Athletic director Charley Brown and his staff at UMBC deserve a lot of credit for working a small miracle.
They have succeeded in bringing one of the nation's premier sports events to a second-rate building in a struggling downtown.
That, of course, would be the NCAA basketball Eastern (sub) Regionals, for which UMBC is serving as the host school. The first two rounds will be played at the Arena Thursday and Saturday.
With college basketball as big as it is today, and with cities and colleges all over the country having opened newer and larger arenas, Brown and his marketing director, Marty Schwartz, pulled a coup by hustling this event for Baltimore.
Hey, the Baltimore Arena is fine for the indoor soccer Spirit. It's fine for the indoor lacrosse Thunder.
But the NCAA hoops tournament is about as big time as sports get. The Arena is undersized with a capacity of close to 13,000. It's also a little shopworn, though it's not even 35 years old.
Oh, the place was spruced up and looked fine for the nationally televised Maryland-UMass game that was played there in December. It has been gussied up once again for the NCAAs.
But the doddering old girl on Baltimore Street really is not suited for big-time anything anymore.
Even when it was born as the Civic Center in 1962 it had more than its share of critics.
When Baltimore applied for a franchise in the National Hockey League in the '60s, commissioner Clarence Campbell toured the Civic Center one summer day and, afterward, asked:
"Who designed this place -- Frank Lloyd Wrong?"
We didn't get the franchise, although to this day many believe Baltimore would have been a successful NHL city. The Civic Center killed it.
This is why it's clear that Brown and Schwartz did a real selling job on the NCAA. As a result, our city -- which has only one major-league sport, with that one now on strike -- will enjoy a rare treat this week.
If we had a modern building that befits a city and market like ours, we could host more of such events.
"The NCAA has told us," Brown said yesterday, "that if we had a dome, we could get the Final Four here."
Now you're talking, Charley Brown. Now you're saying something that should really get our juices flowing.
This Eastern Regional stuff is very nice, but in a way it merely whets the appetite.
For years the big sports push in Baltimore has been to get back in the National Football League. The debate now, after having been rejected by the NFL, concerns whether to preserve the funding mechanism to finance a new football-only stadium.
One objection to such a place is that, with football only, it would be used only 10 or 12 times a year.
A domed stadium obviously would accommodate football as well as providing a home for indoor sports, including the NCAA Final Four. Even Super Bowls have been played under domes.
Baltimoreans have had a defeatist attitude about these things for years.
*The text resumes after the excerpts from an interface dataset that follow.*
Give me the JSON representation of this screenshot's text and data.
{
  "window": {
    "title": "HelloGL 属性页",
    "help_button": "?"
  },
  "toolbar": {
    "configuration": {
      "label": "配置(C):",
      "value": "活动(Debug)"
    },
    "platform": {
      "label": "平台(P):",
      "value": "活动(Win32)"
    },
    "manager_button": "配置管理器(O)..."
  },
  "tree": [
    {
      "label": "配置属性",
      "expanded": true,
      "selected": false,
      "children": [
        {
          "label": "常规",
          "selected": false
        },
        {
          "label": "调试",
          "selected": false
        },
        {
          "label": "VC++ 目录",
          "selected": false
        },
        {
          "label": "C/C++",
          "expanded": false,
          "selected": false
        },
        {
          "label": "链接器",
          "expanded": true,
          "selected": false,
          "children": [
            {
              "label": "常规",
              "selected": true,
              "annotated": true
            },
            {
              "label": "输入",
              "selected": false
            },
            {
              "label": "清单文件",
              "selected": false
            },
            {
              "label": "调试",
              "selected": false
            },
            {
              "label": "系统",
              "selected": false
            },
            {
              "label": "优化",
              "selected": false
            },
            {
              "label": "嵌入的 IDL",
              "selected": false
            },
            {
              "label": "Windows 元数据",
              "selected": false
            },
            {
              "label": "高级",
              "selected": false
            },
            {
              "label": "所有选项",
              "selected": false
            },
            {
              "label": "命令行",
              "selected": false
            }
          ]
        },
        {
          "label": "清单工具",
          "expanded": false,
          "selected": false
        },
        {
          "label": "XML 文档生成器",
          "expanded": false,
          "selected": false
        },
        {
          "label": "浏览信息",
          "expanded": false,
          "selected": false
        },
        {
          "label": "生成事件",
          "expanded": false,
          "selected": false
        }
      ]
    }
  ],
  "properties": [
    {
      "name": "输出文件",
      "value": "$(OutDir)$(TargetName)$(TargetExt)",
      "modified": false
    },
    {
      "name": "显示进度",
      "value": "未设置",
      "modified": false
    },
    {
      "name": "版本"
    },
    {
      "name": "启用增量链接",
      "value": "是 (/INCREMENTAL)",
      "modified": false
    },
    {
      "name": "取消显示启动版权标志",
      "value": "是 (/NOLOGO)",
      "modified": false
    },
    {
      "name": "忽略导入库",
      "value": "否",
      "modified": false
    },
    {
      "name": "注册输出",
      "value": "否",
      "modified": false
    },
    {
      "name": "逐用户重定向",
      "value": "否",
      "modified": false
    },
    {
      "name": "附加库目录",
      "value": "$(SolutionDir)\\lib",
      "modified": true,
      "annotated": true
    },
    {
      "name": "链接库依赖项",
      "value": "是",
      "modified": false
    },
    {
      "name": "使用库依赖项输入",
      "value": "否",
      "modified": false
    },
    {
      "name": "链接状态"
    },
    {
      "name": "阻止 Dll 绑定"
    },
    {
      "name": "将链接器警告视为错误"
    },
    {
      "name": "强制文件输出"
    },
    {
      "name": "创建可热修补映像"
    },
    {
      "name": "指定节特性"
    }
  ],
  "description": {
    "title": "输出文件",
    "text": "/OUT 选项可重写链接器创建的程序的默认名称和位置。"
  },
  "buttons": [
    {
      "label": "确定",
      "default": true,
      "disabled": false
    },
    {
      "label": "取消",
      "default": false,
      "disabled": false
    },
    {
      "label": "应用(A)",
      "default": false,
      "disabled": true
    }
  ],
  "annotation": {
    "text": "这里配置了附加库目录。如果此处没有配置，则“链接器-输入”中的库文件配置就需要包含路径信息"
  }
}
The Bullets left for Washington, they say, and we'll never get an NHL team here with Abe Pollin owning one in D.C. Even minor-league hockey has split from Baltimore.
The NFL come back here? Please! How many times does the NFL have to smack us in the face?
This is probably why Charley Brown had the nerve to begin pursuing these Eastern Regionals back in 1990.
Brown is not from Baltimore. He's a New Yorker who came to UMBC six years ago. He's not beaten down from quite so many years of negative experiences.
"In the position UMBC was in," he was saying at the Arena yesterday as he attended to last-minute details, "we had to be risk-takers. We wanted to make a statement for Division I athletics. UMBC has proved itself academically."
Brown says the limited seating capacity of the Arena was a concern to the NCAA site committee, which looked at nearly 40 sites, but obviously it was not an overriding one.
"When they weighed all the positives here," Brown said, "the Inner Harbor, the convenience of the hotels and restaurants within walking distance, the fact that this city had never hosted the NCAA tournament, they settled on Baltimore."
"We were hoping we'd land a Maryland-based team in our field," Brown said, "but we're delighted with what we have. Wake Forest is the ACC champion. They're probably the most interesting team in the country.
"We have two Philadelphia schools -- Penn and Drexel -- and Philly is just a short run up the road. The people there are thrilled about coming to Baltimore."
And the people here are thrilled, too. Thanks, Charley Brown, for taking this on.